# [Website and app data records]
---*---

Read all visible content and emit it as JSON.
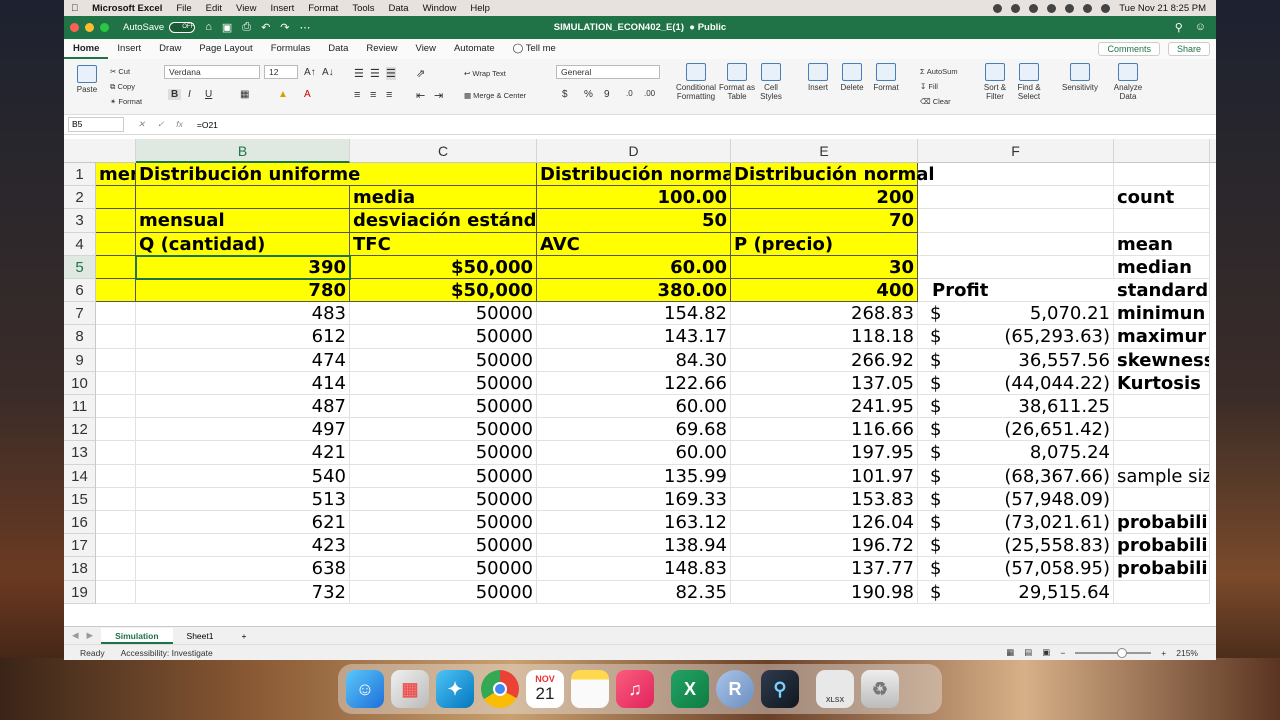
{
  "menubar": {
    "app_name": "Microsoft Excel",
    "items": [
      "File",
      "Edit",
      "View",
      "Insert",
      "Format",
      "Tools",
      "Data",
      "Window",
      "Help"
    ],
    "datetime": "Tue Nov 21  8:25 PM"
  },
  "titlebar": {
    "autosave_label": "AutoSave",
    "autosave_state": "OFF",
    "document_title": "SIMULATION_ECON402_E(1)",
    "visibility": "Public",
    "accent_color": "#207346"
  },
  "tabs": [
    "Home",
    "Insert",
    "Draw",
    "Page Layout",
    "Formulas",
    "Data",
    "Review",
    "View",
    "Automate"
  ],
  "tell_me": "Tell me",
  "comments_label": "Comments",
  "share_label": "Share",
  "ribbon": {
    "paste": "Paste",
    "cut": "Cut",
    "copy": "Copy",
    "format_painter": "Format",
    "font_name": "Verdana",
    "font_size": "12",
    "wrap_text": "Wrap Text",
    "merge_center": "Merge & Center",
    "number_format": "General",
    "conditional_formatting": "Conditional Formatting",
    "format_as_table": "Format as Table",
    "cell_styles": "Cell Styles",
    "insert": "Insert",
    "delete": "Delete",
    "format": "Format",
    "autosum": "AutoSum",
    "fill": "Fill",
    "clear": "Clear",
    "sort_filter": "Sort & Filter",
    "find_select": "Find & Select",
    "sensitivity": "Sensitivity",
    "analyze_data": "Analyze Data"
  },
  "formula_bar": {
    "name_box": "B5",
    "formula": "=O21"
  },
  "columns": [
    {
      "key": "A",
      "label": ""
    },
    {
      "key": "B",
      "label": "B"
    },
    {
      "key": "C",
      "label": "C"
    },
    {
      "key": "D",
      "label": "D"
    },
    {
      "key": "E",
      "label": "E"
    },
    {
      "key": "F",
      "label": "F"
    },
    {
      "key": "G",
      "label": ""
    }
  ],
  "rows": [
    {
      "n": "1",
      "A": "mens",
      "B": "Distribución uniforme",
      "C": "",
      "D": "Distribución norma",
      "E": "Distribución normal",
      "F1": "",
      "F2": "",
      "G": ""
    },
    {
      "n": "2",
      "A": "",
      "B": "",
      "C": "media",
      "D": "100.00",
      "E": "200",
      "F1": "",
      "F2": "",
      "G": "count"
    },
    {
      "n": "3",
      "A": "",
      "B": "mensual",
      "C": "desviación estánda",
      "D": "50",
      "E": "70",
      "F1": "",
      "F2": "",
      "G": ""
    },
    {
      "n": "4",
      "A": "",
      "B": "Q (cantidad)",
      "C": "TFC",
      "D": "AVC",
      "E": "P (precio)",
      "F1": "",
      "F2": "",
      "G": "mean"
    },
    {
      "n": "5",
      "A": "",
      "B": "390",
      "C": "$50,000",
      "D": "60.00",
      "E": "30",
      "F1": "",
      "F2": "",
      "G": "median"
    },
    {
      "n": "6",
      "A": "",
      "B": "780",
      "C": "$50,000",
      "D": "380.00",
      "E": "400",
      "F1": "Profit",
      "F2": "",
      "G": "standard"
    },
    {
      "n": "7",
      "A": "",
      "B": "483",
      "C": "50000",
      "D": "154.82",
      "E": "268.83",
      "F1": "$",
      "F2": "5,070.21",
      "G": "minimun"
    },
    {
      "n": "8",
      "A": "",
      "B": "612",
      "C": "50000",
      "D": "143.17",
      "E": "118.18",
      "F1": "$",
      "F2": "(65,293.63)",
      "G": "maximur"
    },
    {
      "n": "9",
      "A": "",
      "B": "474",
      "C": "50000",
      "D": "84.30",
      "E": "266.92",
      "F1": "$",
      "F2": "36,557.56",
      "G": "skewness"
    },
    {
      "n": "10",
      "A": "",
      "B": "414",
      "C": "50000",
      "D": "122.66",
      "E": "137.05",
      "F1": "$",
      "F2": "(44,044.22)",
      "G": "Kurtosis"
    },
    {
      "n": "11",
      "A": "",
      "B": "487",
      "C": "50000",
      "D": "60.00",
      "E": "241.95",
      "F1": "$",
      "F2": "38,611.25",
      "G": ""
    },
    {
      "n": "12",
      "A": "",
      "B": "497",
      "C": "50000",
      "D": "69.68",
      "E": "116.66",
      "F1": "$",
      "F2": "(26,651.42)",
      "G": ""
    },
    {
      "n": "13",
      "A": "",
      "B": "421",
      "C": "50000",
      "D": "60.00",
      "E": "197.95",
      "F1": "$",
      "F2": "8,075.24",
      "G": ""
    },
    {
      "n": "14",
      "A": "",
      "B": "540",
      "C": "50000",
      "D": "135.99",
      "E": "101.97",
      "F1": "$",
      "F2": "(68,367.66)",
      "G": "sample siz"
    },
    {
      "n": "15",
      "A": "",
      "B": "513",
      "C": "50000",
      "D": "169.33",
      "E": "153.83",
      "F1": "$",
      "F2": "(57,948.09)",
      "G": ""
    },
    {
      "n": "16",
      "A": "",
      "B": "621",
      "C": "50000",
      "D": "163.12",
      "E": "126.04",
      "F1": "$",
      "F2": "(73,021.61)",
      "G": "probabili"
    },
    {
      "n": "17",
      "A": "",
      "B": "423",
      "C": "50000",
      "D": "138.94",
      "E": "196.72",
      "F1": "$",
      "F2": "(25,558.83)",
      "G": "probabili"
    },
    {
      "n": "18",
      "A": "",
      "B": "638",
      "C": "50000",
      "D": "148.83",
      "E": "137.77",
      "F1": "$",
      "F2": "(57,058.95)",
      "G": "probabili"
    },
    {
      "n": "19",
      "A": "",
      "B": "732",
      "C": "50000",
      "D": "82.35",
      "E": "190.98",
      "F1": "$",
      "F2": "29,515.64",
      "G": ""
    }
  ],
  "sheets": [
    "Simulation",
    "Sheet1"
  ],
  "add_sheet": "+",
  "status": {
    "ready": "Ready",
    "accessibility": "Accessibility: Investigate",
    "zoom": "215%"
  },
  "dock": {
    "calendar_month": "NOV",
    "calendar_day": "21",
    "xlsx_label": "XLSX"
  }
}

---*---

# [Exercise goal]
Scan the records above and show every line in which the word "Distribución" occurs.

# [Task solution]
      "B": "Distribución uniforme",
      "D": "Distribución norma",
      "E": "Distribución normal",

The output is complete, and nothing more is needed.